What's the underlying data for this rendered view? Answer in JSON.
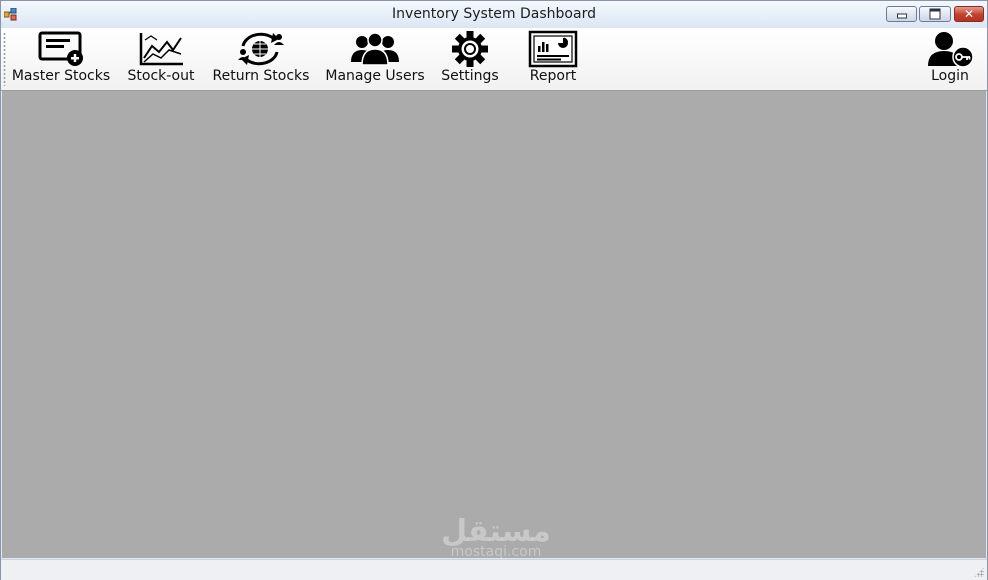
{
  "window": {
    "title": "Inventory System Dashboard"
  },
  "toolbar": {
    "items": [
      {
        "label": "Master Stocks",
        "icon": "add-document-icon"
      },
      {
        "label": "Stock-out",
        "icon": "line-chart-icon"
      },
      {
        "label": "Return Stocks",
        "icon": "exchange-globe-icon"
      },
      {
        "label": "Manage Users",
        "icon": "users-group-icon"
      },
      {
        "label": "Settings",
        "icon": "gear-icon"
      },
      {
        "label": "Report",
        "icon": "report-icon"
      },
      {
        "label": "Login",
        "icon": "user-key-icon"
      }
    ]
  },
  "watermark": {
    "arabic": "مستقل",
    "latin": "mostaqi.com"
  },
  "colors": {
    "client_background": "#ababab",
    "titlebar": "#dbe6f4",
    "close_button": "#c2402e"
  }
}
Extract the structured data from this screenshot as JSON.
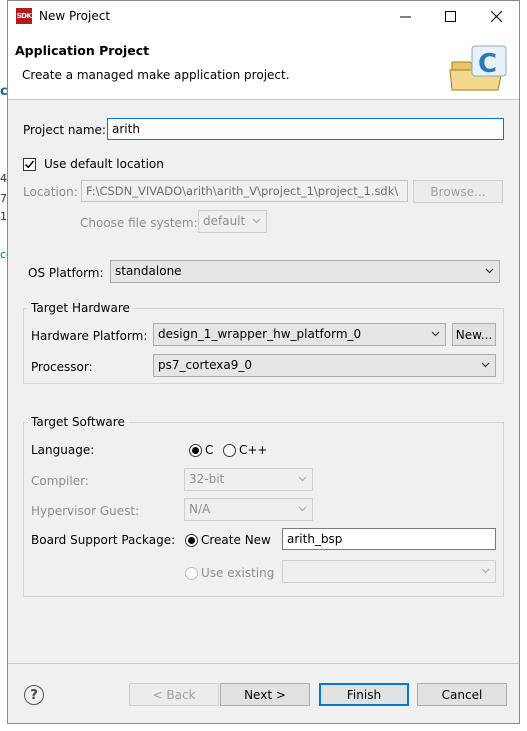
{
  "window": {
    "title": "New Project",
    "icon_text": "SDK"
  },
  "header": {
    "title": "Application Project",
    "description": "Create a managed make application project."
  },
  "background_app": {
    "fragments": [
      "cf",
      "4",
      "7",
      "1",
      "cc"
    ]
  },
  "project": {
    "name_label": "Project name:",
    "name_value": "arith",
    "use_default_location_label": "Use default location",
    "use_default_location_checked": true,
    "location_label": "Location:",
    "location_value": "F:\\CSDN_VIVADO\\arith\\arith_V\\project_1\\project_1.sdk\\",
    "browse_label": "Browse...",
    "file_system_label": "Choose file system:",
    "file_system_value": "default"
  },
  "os_platform": {
    "label": "OS Platform:",
    "value": "standalone"
  },
  "target_hardware": {
    "group_title": "Target Hardware",
    "platform_label": "Hardware Platform:",
    "platform_value": "design_1_wrapper_hw_platform_0",
    "new_button": "New...",
    "processor_label": "Processor:",
    "processor_value": "ps7_cortexa9_0"
  },
  "target_software": {
    "group_title": "Target Software",
    "language_label": "Language:",
    "language_options": [
      "C",
      "C++"
    ],
    "language_selected": "C",
    "compiler_label": "Compiler:",
    "compiler_value": "32-bit",
    "hypervisor_label": "Hypervisor Guest:",
    "hypervisor_value": "N/A",
    "bsp_label": "Board Support Package:",
    "create_new_label": "Create New",
    "bsp_name": "arith_bsp",
    "use_existing_label": "Use existing"
  },
  "buttons": {
    "back": "< Back",
    "next": "Next >",
    "finish": "Finish",
    "cancel": "Cancel",
    "help": "?"
  },
  "colors": {
    "dialog_bg": "#f0f0f0",
    "focus_border": "#0078d7",
    "sdk_icon": "#b31b1b"
  }
}
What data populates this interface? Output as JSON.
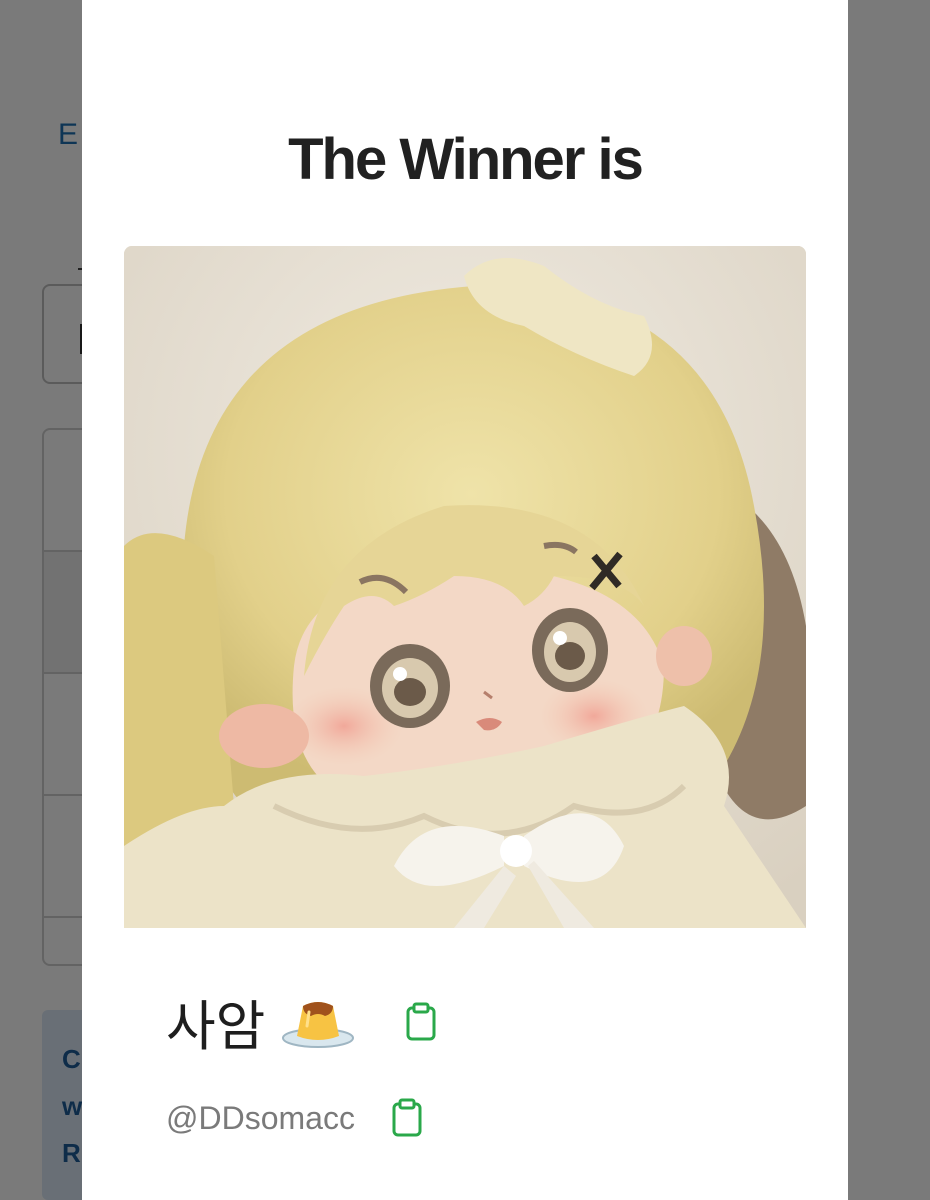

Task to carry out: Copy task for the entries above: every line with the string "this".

Solved problem:
What's the underlying data for this rendered view? Answer in JSON.
Extract the structured data from this screenshot as JSON.
What data populates this interface? Output as JSON.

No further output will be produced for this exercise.